The showpiece of last week's visit, however, was the annual "people's congresses", Col Gaddafi's own version of democracy. In hundreds of committees across the country, thousands of citizens gather to debate the future of the country, although the Leader always sets the topics and terms for debate, giving them little real power. This year they are talking about his latest big idea – a bizarre plan to virtually abolish all government ministries and instead distribute the proceeds of Libya's £24 billion oil revenues direct to its six million people.
Many congress-goers back the move, which would, in theory, simply hand thousands of dollars directly to families to pay for their own healthcare and education. At a meeting in the dusty town of Zuara, on the Tunisian border, congresswoman Aysha Muftar's only question was why it hadn't been done already.
"There are people becoming richer and richer today, but I am a simple woman and I am not getting my share of the wealth," she declared. "This project should not be delayed."
Whether the Leader will definitely implement the plan, however, nobody knows. Much as Libya has been stifled by centralised bureaucracy over the decades, removing it at a stroke would cause chaos. Many suspect that the plan is simply a way of frightening corrupt and incompetent officials, who are blamed for squandering much of the nation's oil wealth. Although literacy rates are high and there is a good health service by African standards, much of Tripoli consists of shabby, hulking apartment blocks, with potholed streets where groups of jobless young men loiter. The efficiency of Col Gaddafi's intelligence services means that public opposition to his regime has been virtually non-existent for the last few decades, but there is satellite television, on which younger Libyans see the success of other Arab capitals, such as Dubai, with its smart office blocks and skyscrapers. In private at least, they are starting to ask why they do not enjoy the same kind of wealth.
Among those who might one day be expected to provide the answer is the Leader's son Saif al-Islam Gaddafi, who was educated at the London School of Economics and has been seen as the heir-apparent among Col Gaddafi's six sons.
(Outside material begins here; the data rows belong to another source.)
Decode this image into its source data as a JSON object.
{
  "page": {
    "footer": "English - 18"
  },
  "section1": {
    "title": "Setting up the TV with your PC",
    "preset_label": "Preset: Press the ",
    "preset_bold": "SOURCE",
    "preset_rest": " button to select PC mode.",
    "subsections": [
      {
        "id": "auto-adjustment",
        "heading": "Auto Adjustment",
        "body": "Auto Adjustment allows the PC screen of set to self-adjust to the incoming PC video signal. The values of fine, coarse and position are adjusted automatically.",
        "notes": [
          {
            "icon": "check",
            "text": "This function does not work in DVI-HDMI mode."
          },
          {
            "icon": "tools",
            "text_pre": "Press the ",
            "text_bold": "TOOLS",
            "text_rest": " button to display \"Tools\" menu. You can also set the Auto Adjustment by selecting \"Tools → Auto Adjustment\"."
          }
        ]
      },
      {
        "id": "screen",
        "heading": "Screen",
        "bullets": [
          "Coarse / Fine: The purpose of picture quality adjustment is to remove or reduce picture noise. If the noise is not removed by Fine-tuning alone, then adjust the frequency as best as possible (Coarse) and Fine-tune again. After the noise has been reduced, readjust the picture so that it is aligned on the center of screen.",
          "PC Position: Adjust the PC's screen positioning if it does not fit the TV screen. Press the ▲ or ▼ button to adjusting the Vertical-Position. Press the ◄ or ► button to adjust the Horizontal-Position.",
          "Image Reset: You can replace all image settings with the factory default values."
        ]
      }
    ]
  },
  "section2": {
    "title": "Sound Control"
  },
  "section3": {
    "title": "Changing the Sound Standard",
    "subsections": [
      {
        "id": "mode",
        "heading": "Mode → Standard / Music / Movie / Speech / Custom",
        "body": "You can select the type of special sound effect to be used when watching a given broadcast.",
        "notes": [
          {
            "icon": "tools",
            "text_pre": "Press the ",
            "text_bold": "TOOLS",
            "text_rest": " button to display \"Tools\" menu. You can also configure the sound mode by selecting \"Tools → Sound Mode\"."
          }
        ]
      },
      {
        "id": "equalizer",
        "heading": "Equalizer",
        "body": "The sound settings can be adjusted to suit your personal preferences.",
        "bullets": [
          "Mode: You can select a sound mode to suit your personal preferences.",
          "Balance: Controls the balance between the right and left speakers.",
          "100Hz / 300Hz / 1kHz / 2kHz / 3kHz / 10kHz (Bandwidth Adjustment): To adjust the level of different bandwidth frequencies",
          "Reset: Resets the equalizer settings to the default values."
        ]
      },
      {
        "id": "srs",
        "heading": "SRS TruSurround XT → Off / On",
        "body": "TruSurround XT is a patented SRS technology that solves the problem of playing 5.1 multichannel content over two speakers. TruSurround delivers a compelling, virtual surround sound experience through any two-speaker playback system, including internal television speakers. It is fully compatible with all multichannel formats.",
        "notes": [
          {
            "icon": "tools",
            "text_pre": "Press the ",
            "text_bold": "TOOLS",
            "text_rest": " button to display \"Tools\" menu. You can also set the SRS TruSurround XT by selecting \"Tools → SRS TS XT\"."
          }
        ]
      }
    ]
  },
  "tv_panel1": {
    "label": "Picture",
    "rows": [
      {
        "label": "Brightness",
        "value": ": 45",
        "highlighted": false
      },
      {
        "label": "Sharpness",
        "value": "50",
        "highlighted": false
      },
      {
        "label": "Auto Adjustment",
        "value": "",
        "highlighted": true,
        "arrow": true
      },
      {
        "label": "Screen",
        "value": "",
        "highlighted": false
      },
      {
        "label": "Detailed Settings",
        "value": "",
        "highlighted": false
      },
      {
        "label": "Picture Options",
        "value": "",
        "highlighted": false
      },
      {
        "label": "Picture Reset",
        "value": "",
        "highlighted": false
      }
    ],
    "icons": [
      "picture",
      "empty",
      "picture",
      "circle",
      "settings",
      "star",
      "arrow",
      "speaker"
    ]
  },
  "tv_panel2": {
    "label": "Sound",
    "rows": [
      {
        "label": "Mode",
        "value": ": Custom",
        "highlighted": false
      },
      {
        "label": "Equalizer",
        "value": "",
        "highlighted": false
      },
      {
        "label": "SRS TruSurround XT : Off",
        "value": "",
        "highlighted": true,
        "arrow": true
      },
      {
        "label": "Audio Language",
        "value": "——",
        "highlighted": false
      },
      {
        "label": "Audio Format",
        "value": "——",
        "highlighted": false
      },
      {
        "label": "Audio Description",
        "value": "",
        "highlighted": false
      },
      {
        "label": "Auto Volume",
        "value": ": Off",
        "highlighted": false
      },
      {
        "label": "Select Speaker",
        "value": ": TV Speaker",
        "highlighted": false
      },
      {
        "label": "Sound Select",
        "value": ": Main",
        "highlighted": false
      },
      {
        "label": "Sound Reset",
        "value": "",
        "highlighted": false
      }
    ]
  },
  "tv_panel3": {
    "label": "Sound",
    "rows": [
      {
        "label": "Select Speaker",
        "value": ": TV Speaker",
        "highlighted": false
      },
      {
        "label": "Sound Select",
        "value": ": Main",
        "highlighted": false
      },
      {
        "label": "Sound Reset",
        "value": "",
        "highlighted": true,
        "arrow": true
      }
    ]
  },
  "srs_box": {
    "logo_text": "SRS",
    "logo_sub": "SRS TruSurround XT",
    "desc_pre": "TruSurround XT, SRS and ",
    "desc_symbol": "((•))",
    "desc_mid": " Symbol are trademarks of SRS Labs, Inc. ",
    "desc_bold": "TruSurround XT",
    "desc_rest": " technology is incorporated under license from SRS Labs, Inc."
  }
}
He has carved out a reputation as an environmentalist and political moderniser, raising hopes that he could guide Libya to full normality should his father, now 66, ever retire. In recent months, however, he has disappeared from public view, raising fears that Col Gaddafi has decided to slow down on reform, or changed his mind on it altogether.
It is similarly unclear just whether the Libyan leader will remain keen on Mr Obama. One reason that Col Gaddafi's hopes are so high for the new US leader is that in the 1988 version of his famous Green Book - his answer to Chairman Mao's Little Red Book - he predicted that "Black people will prevail in the world." But when Israel attacked Hamas in January, Col Gaddafi rounded on the then President-elect for failing to intervene, declaring in typically eccentric style: "We fear that Obama will feel that, because he is black with an inferiority complex, this will make him behave worse than the whites."
The uncertainty is reciprocated by Washington. Mr Obama, for all his enthusiasm for improving relations with the Muslim world after the Bush years, is believed to be wary about cosying up too closely to the Libyan regime, given its continued poor record on human rights and torture. And with the strategic threat from nuclear programmes and terrorism now largely gone, there is also little pressing need to. "Human rights issues will always be at the forefront of our foreign policy," said a US government spokesman, asked about policy towards Libya.
On the streets of Tripoli, though, there is predictably little room for the idea of anyone - even Barack Obama - turning down an offer from the Leader. "Our religion tells us to forgive and forget," said Said Abu Saufan, 62, whose backstreet shop is lined from floor to ceiling with Col Gaddafi portraits. "We are just glad those days are over. We want to be friends with the American people."